== Your objective ==
Check every line below for the word "icon" and copy the ones that have it.

App and web page records:
########
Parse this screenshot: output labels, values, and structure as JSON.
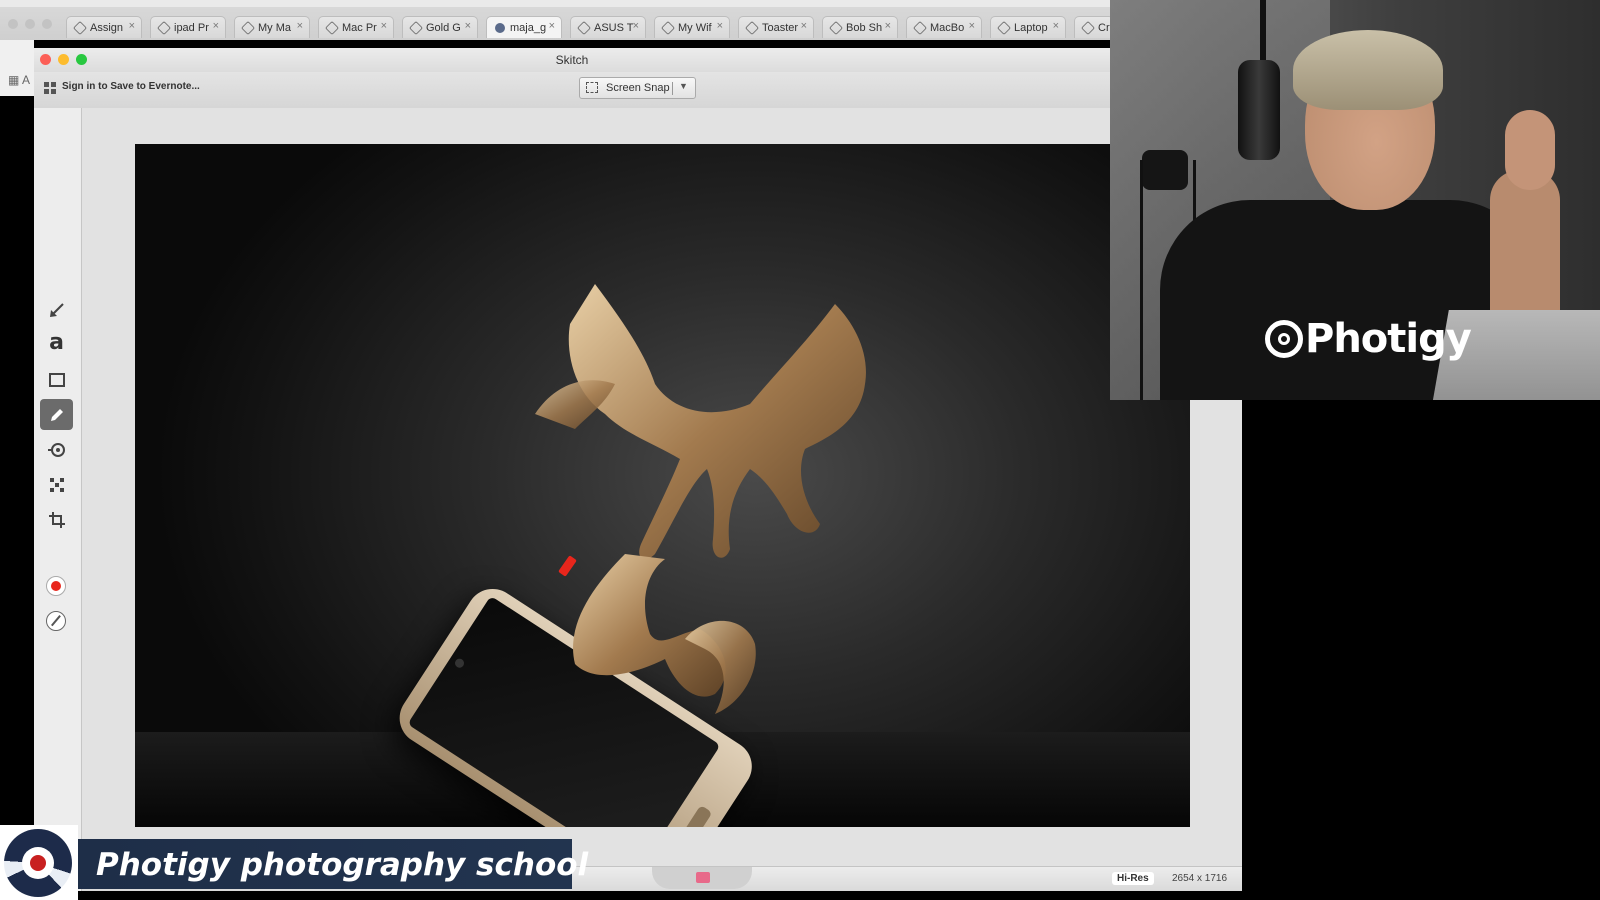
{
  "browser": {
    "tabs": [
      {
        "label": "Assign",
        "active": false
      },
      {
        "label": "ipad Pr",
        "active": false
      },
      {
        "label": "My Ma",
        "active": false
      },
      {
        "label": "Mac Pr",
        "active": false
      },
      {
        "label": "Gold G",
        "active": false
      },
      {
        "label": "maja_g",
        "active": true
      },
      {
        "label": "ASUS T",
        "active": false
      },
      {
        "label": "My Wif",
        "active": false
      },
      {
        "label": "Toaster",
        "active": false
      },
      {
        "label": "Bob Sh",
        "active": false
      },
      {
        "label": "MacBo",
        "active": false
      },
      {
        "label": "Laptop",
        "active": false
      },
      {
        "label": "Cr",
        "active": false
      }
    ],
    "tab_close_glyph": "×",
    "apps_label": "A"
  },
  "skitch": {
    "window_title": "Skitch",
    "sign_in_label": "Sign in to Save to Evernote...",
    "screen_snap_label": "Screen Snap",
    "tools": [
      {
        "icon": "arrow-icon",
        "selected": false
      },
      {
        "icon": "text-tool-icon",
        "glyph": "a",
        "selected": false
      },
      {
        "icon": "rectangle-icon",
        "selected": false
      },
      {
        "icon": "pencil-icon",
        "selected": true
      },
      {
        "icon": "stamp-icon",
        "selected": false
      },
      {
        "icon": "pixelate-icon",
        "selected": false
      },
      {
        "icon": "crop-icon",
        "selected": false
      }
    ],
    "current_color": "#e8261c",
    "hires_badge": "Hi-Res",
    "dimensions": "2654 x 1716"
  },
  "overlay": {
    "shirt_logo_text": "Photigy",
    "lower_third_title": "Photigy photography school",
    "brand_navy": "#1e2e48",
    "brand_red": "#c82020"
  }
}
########
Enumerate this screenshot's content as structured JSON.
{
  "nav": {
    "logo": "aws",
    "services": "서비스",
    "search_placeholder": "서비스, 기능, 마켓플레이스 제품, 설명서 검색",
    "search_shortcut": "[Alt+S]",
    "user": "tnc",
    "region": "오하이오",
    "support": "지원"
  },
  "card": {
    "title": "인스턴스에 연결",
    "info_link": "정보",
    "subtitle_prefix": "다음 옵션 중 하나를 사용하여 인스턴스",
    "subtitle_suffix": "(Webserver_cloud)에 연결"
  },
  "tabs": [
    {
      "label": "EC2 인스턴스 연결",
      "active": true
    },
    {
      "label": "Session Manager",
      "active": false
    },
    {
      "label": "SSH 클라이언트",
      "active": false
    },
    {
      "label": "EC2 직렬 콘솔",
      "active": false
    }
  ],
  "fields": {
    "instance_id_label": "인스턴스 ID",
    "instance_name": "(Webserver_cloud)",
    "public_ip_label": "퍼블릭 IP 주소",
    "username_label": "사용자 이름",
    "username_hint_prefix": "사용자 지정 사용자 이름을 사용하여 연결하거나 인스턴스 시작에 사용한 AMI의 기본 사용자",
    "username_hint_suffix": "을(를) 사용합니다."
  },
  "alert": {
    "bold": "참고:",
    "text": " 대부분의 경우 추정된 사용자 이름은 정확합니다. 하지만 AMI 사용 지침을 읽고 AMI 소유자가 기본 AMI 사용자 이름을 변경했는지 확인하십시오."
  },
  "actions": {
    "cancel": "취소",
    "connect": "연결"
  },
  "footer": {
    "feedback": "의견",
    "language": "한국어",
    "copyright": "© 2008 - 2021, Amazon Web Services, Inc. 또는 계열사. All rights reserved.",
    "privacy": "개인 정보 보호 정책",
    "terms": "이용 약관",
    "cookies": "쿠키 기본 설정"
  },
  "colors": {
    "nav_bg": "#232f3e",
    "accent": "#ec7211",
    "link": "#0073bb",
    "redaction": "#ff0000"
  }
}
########
== Exercise output ==
        "icon": "arrow-icon",
        "icon": "text-tool-icon",
        "icon": "rectangle-icon",
        "icon": "pencil-icon",
        "icon": "stamp-icon",
        "icon": "pixelate-icon",
        "icon": "crop-icon",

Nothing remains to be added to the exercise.